In the spotlight: Pauline Darley’s 8 tips for the soon-to-be professional photographer
In the spotlight is an article series featuring up-and-coming shutterbugs that are about to put their mark on the world. In this third and final feature with beauty and fashion photographer Pauline Darley, she shares her 8 things to think about when you are on your way to becoming a young photographic entrepreneur.
I started working in photography early – I was 20 years old when I became a professional photographer and I have learned a lot in the past 7 years. I have been thinking long and hard about the tips I would like to give anyone who aspires to become a professional photographer.
Work, work, work
For me, working hard is the key. Being a photographer often means working freelance. We are lucky enough to be able to arrange our own photo shoots, so get creative! When I was starting out, I took photos every day and edited them the same evening. This is how I have worked for years, and I think it’s really helped me to progress. I tried out different lighting, different compositions, different environments to find my style. I don’t think you should ever settle for what you’re doing now – even if it works you always have to think about growing and developing. So here’s my advice: whenever you have a few days off, arrange some photo shoots!
Work with others
Contract negotiation, managing orders and so on aren’t skills you’re born with, especially when dealing with a complicated administrative system. Don’t be afraid to pay someone to manage all that for you (it’ll save you a lot of stress!), and learn from other photographers. Ask for their advice and their help. It’s important to have a good network around you – good friends, a good team who you can rely on and who you can trust. For me, a good team is the secret of a good photo shoot.
This is an essential for me. Keep on top of your emails, your files, your hard drives, your photo shoots. There’s too much to say in just a few lines but you’ve got to be organised to make progress.
Do what you want to do
I don’t know if there is really one “trick” to becoming a successful photographer; for me, my trick is to always do what I want to do. I photograph a huge range of subjects – some natural, others more eccentric; in a studio, outdoors; portraits, fashion, beauty and so on – but I love it all! And I never wanted to settle on one thing. I need to try things out. I do what I want to do in the moment. Clients will want certain things and maybe fate is playing a part in my career path, but I’ve stopped wondering about that for now. One piece of advice I would give is to please yourself above all else! Don’t take photos for other people, do it just for yourself.
There are two of these for me: the first is when your confidence takes a dive. We rarely like our own work – it happens to everyone and it’s not that big a deal. The best thing to do is to challenge yourself, to always push yourself further. Don’t spend too much time thinking things over and just act instead. The second low is when there are dips in demand, at certain times of year it can be difficult to work in the way you’d want to (during the holidays, etc.), but take that time for yourself, get away, think about ideas for photo shoots.
Know when to get away
Be able to say stop and take a break so you can recharge your batteries, and find or rediscover your inspiration.

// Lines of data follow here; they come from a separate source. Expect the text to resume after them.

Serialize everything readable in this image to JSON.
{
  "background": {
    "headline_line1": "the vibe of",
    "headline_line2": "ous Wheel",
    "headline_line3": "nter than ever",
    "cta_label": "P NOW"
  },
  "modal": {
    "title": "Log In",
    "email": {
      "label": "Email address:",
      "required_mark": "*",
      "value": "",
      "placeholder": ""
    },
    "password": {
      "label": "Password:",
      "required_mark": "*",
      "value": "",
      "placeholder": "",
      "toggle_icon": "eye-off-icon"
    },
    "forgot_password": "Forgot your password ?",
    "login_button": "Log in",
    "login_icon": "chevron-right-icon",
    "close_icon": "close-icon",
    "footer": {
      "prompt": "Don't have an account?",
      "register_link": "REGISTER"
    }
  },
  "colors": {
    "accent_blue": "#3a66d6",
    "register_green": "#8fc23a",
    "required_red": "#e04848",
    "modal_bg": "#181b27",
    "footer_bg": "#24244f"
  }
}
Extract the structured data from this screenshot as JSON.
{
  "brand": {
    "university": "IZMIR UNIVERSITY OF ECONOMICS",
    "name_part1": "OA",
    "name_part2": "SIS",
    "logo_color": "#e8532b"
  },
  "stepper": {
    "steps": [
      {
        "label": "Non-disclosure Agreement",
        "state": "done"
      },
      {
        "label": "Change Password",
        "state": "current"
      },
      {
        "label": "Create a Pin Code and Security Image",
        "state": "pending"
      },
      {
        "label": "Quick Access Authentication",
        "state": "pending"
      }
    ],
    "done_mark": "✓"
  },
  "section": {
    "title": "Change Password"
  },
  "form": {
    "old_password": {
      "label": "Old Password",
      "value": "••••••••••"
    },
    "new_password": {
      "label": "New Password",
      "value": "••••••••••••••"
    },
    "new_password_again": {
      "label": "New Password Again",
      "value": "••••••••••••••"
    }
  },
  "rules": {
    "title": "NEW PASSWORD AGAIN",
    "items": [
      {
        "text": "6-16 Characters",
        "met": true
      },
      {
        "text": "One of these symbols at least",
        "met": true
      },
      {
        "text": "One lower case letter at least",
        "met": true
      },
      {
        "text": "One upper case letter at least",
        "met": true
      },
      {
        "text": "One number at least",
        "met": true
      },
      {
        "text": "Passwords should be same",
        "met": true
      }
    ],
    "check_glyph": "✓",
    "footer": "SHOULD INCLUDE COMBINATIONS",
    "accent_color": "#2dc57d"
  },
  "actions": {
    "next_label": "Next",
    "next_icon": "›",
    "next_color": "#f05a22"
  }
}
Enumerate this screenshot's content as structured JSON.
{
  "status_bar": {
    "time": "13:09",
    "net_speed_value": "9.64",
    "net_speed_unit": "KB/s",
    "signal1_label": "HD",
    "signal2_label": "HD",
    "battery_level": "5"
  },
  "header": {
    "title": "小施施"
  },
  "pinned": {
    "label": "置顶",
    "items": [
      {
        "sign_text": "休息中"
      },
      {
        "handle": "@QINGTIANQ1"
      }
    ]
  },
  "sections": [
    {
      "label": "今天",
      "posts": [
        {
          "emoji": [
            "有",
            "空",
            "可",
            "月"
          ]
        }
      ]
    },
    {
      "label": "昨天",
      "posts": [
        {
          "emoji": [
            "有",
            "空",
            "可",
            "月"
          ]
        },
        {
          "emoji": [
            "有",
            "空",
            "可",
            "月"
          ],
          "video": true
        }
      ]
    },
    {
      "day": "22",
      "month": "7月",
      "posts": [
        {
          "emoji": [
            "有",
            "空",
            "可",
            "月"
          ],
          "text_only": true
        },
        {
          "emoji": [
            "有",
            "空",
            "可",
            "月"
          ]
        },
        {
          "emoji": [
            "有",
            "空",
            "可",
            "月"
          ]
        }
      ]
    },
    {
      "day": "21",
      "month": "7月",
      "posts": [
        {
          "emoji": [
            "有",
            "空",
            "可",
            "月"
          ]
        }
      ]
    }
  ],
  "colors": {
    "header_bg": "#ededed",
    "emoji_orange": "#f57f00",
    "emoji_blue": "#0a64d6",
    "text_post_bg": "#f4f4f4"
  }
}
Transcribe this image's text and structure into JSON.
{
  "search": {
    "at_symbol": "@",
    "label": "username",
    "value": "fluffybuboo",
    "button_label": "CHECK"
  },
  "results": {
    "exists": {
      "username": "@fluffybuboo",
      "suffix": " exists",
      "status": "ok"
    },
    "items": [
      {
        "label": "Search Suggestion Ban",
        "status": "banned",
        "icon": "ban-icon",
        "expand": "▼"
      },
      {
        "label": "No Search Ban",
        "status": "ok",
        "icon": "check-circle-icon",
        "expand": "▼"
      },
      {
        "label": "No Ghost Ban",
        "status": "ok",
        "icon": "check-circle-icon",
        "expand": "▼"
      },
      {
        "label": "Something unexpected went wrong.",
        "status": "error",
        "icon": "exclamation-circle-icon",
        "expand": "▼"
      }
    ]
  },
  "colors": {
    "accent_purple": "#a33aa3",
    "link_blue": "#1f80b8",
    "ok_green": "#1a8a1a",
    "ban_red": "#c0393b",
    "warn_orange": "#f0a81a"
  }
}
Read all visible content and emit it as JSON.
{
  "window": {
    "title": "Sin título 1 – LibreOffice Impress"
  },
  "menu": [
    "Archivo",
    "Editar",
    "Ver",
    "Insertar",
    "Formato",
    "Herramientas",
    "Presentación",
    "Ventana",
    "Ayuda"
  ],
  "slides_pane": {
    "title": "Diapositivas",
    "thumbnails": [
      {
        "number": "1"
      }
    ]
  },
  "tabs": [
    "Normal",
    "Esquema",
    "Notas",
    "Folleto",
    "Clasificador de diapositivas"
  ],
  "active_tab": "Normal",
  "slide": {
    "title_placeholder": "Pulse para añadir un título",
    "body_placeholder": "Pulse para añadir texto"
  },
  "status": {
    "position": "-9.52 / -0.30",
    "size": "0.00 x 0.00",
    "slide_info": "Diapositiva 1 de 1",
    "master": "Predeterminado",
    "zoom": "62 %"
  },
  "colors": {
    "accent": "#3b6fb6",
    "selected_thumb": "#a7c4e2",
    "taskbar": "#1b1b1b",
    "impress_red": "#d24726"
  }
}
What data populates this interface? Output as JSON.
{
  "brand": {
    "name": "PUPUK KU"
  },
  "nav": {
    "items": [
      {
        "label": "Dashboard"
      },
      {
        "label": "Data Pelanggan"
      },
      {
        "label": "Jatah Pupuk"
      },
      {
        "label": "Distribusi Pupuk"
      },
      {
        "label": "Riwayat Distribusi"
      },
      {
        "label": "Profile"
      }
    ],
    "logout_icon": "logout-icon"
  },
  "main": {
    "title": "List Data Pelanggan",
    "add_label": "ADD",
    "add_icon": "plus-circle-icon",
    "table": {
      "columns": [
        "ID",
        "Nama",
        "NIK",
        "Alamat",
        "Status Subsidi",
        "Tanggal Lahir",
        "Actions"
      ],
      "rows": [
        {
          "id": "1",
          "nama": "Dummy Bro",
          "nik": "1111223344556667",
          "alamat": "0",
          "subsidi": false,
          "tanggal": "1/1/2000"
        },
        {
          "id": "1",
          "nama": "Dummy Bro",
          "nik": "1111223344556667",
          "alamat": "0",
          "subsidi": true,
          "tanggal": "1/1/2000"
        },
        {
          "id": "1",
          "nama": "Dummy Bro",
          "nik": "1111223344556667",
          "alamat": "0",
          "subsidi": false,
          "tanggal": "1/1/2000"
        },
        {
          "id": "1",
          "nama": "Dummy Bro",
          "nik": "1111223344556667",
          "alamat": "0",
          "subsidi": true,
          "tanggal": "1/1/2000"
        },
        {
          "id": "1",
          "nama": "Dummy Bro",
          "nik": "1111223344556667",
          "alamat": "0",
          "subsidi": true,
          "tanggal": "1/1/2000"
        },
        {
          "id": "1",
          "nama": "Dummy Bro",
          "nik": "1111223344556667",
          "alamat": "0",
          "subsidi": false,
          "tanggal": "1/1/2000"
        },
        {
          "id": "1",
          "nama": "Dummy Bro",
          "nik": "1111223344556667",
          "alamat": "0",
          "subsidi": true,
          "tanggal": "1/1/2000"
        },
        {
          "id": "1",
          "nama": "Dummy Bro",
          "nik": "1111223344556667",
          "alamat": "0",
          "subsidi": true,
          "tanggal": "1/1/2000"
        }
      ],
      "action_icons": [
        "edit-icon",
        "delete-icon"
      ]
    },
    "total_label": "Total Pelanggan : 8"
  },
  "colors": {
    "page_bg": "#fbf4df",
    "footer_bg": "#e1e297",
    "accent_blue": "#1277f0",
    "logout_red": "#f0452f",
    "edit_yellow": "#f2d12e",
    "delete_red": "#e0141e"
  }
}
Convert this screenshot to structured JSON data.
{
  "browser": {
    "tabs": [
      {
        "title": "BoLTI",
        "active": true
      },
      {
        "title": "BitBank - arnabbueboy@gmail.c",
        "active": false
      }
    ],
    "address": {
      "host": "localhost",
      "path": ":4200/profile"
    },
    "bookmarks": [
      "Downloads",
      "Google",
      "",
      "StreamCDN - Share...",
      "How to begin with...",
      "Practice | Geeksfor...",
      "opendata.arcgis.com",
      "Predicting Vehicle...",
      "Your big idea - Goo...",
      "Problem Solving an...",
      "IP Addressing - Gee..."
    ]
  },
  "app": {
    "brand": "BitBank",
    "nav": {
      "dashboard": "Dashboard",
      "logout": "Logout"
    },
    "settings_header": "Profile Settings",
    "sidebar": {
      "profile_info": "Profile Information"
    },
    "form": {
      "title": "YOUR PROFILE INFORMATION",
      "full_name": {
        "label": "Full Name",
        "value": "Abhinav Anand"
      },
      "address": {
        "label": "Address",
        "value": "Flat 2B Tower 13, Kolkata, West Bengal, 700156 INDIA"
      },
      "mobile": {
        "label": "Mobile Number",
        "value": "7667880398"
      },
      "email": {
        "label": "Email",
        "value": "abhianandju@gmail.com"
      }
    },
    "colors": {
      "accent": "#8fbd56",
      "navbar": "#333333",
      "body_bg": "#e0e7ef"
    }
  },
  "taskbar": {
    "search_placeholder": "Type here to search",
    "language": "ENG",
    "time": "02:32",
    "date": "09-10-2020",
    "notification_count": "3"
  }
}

It’s very important but also very difficult to manage as a freelancer.
Try new things
Because that’s how you learn about yourself and how you can develop. Try new lighting, different compositions, different environments. Step outside your comfort zone and see what happens. Maybe it’ll be a complete disaster or maybe you’ll be surprised! You have to give it a go before you know. Learn the basics and then try them out. One step after another. And always remind yourself that you’re allowed to fail, you have to allow yourself that.
I don’t think that it’s necessarily a stupid idea that you have to change yourself to advance in life. What I mean is, to begin with, I was aware that I am quite a reserved photographer – I’m an introvert and that’s just who I am. I could never change that, so I worked on myself, on my strong points so I could adapt my personality to suit my work.